The Kenyan government says Operation Rudi Nyumbani - Return Home in Kiswahili - is almost complete; most of the camps for internally displaced people are closed and the remaining IDPs will be resettled within a week or two. But the hastily implemented programme is being called into question by Kenya's civil society and human rights activists.
The end of June marks the start of the malaria season in East Africa. After the long rains, conditions in lowland swamps and coastal regions are more conducive for mosquito breeding. But in recent years malaria has also appeared in the highland areas where it was previously unheard of.
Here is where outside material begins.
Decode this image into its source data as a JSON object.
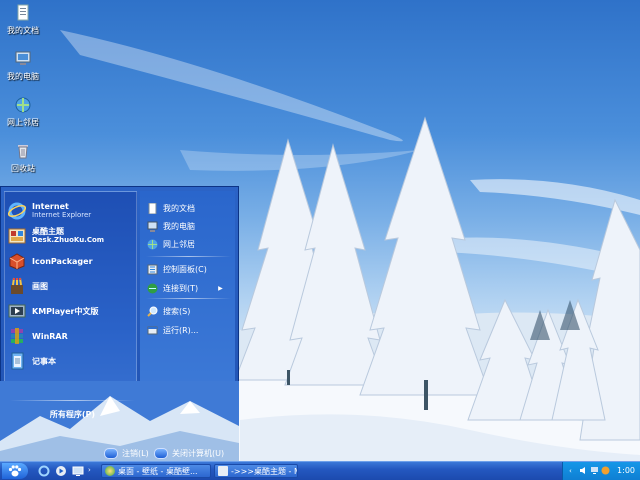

The May edition of popular Ethiopian entertainment magazine Enku did not appear on newsstands as scheduled this month. Ethiopian police impounded all 10,000 copies before they could be distributed; Alemayehu Mahtemework, the magazine's publisher and deputy editor, was charged with threatening public order and spent five days in detention, along with three of his staff.
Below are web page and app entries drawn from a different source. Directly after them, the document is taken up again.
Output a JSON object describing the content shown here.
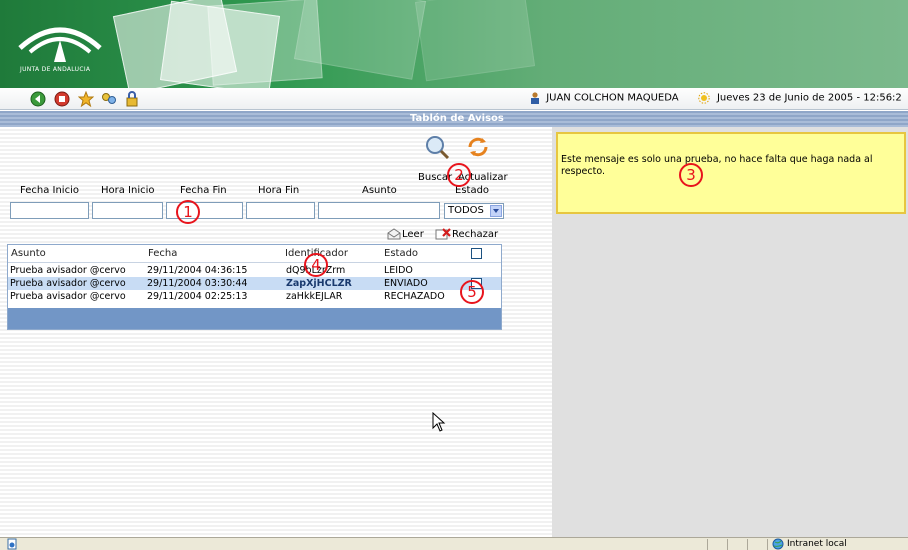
{
  "banner": {
    "org_name": "JUNTA DE ANDALUCIA"
  },
  "toolbar": {
    "icons": [
      "back-icon",
      "stop-icon",
      "star-icon",
      "keys-icon",
      "lock-icon"
    ],
    "user_name": "JUAN COLCHON MAQUEDA",
    "datetime": "Jueves 23 de Junio de 2005 - 12:56:2"
  },
  "title": "Tablón de Avisos",
  "actions": {
    "buscar": "Buscar",
    "actualizar": "Actualizar",
    "leer": "Leer",
    "rechazar": "Rechazar"
  },
  "filters": {
    "labels": {
      "fecha_inicio": "Fecha Inicio",
      "hora_inicio": "Hora Inicio",
      "fecha_fin": "Fecha Fin",
      "hora_fin": "Hora Fin",
      "asunto": "Asunto",
      "estado": "Estado"
    },
    "estado_value": "TODOS"
  },
  "table": {
    "headers": [
      "Asunto",
      "Fecha",
      "Identificador",
      "Estado"
    ],
    "rows": [
      {
        "asunto": "Prueba avisador @cervo",
        "fecha": "29/11/2004 04:36:15",
        "id": "dQ9bLzrZrm",
        "estado": "LEIDO"
      },
      {
        "asunto": "Prueba avisador @cervo",
        "fecha": "29/11/2004 03:30:44",
        "id": "ZapXjHCLZR",
        "estado": "ENVIADO"
      },
      {
        "asunto": "Prueba avisador @cervo",
        "fecha": "29/11/2004 02:25:13",
        "id": "zaHkkEJLAR",
        "estado": "RECHAZADO"
      }
    ]
  },
  "note": {
    "text": "Este mensaje es solo una prueba, no hace falta que haga nada al respecto."
  },
  "status": {
    "zone": "Intranet local"
  },
  "annotations": [
    "1",
    "2",
    "3",
    "4",
    "5"
  ],
  "colors": {
    "header_bar": "#8fa6c8",
    "table_footer": "#7296c6",
    "note_bg": "#ffff99",
    "annotation": "#e8141c"
  }
}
More than a week after the launch of an army operation to flush out the Sabaot Land Defence Force (SLDF) in Mount Elgon, a district along the border with Uganda, the fugitive chief of the outlawed militia has reportedly urged an end to the campaign, but remained defiant towards government.
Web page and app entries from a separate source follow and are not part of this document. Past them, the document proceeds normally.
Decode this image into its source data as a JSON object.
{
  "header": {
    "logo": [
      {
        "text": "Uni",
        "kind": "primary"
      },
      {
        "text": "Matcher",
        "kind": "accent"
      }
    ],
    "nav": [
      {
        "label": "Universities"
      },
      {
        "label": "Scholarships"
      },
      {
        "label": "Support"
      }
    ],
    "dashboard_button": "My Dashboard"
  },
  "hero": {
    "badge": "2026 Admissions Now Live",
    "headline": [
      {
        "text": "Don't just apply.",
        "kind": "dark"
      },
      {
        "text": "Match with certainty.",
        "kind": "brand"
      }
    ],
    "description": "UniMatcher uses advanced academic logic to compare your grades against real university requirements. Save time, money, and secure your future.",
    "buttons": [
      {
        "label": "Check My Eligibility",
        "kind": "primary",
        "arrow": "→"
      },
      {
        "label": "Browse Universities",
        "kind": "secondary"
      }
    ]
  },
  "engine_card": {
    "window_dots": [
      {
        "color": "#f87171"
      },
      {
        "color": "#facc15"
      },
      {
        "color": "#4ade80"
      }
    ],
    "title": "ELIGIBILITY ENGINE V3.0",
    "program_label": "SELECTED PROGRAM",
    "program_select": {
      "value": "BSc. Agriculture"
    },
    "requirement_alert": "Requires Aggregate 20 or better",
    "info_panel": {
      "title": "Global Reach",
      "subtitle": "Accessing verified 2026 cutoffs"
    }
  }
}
A fifth week of talks to end Kenya's violent election dispute is scheduled to begin Monday, with the extent of power to be exercised by a new prime minister one of the key items on the agenda.
Efforts to defuse the post-election crisis in Kenya have entered a decisive phase, with negotiators appointed by President Mwai Kibaki and opposition leader Raila Odinga close to agreeing on a power-sharing government, chief mediator Kofi Annan said Friday.
There is more to Kenya’s post-election violence than a bungled vote count and so-called tribal rivalries. As protests degenerate into organised ethnic violence in Rift Valley towns and countryside, the root-cause of the unrest lies elsewhere.
Post-election politics in Kenya has become a war of attrition, and President Mwai Kibaki seems to be winning it, the cost to the image and economy of the country notwithstanding.
Former U.N. chief Kofi Annan has his work cut out for him as Kenya 's tenth parliament is due to convene Tuesday amid calls from the opposition Orange Democratic Movement (ODM) for a 3-day mass protest beginning Wednesday.
When Kenya’s controversially re-elected president, Mwai Kibaki, appeared on national television to address the nation Tuesday evening, hopes were that he would address the humanitarian crisis his country faces in the wake of post- election tribal violence and hold out an olive branch to his rival Raila Odinga.
Opposition officials have postponed a gathering that was supposed to take place Thursday in Kenya's capital, Nairobi, this after police clashed with demonstrators as they tried to make their way to Uhuru Park for the rally.
Kenya's presidential, parliamentary and local council polls on Thursday were far from perfect. The main opposition candidate for the presidency and favourite to win the election could not locate his name in the voters' register in a constituency he has represented for the past 15 years.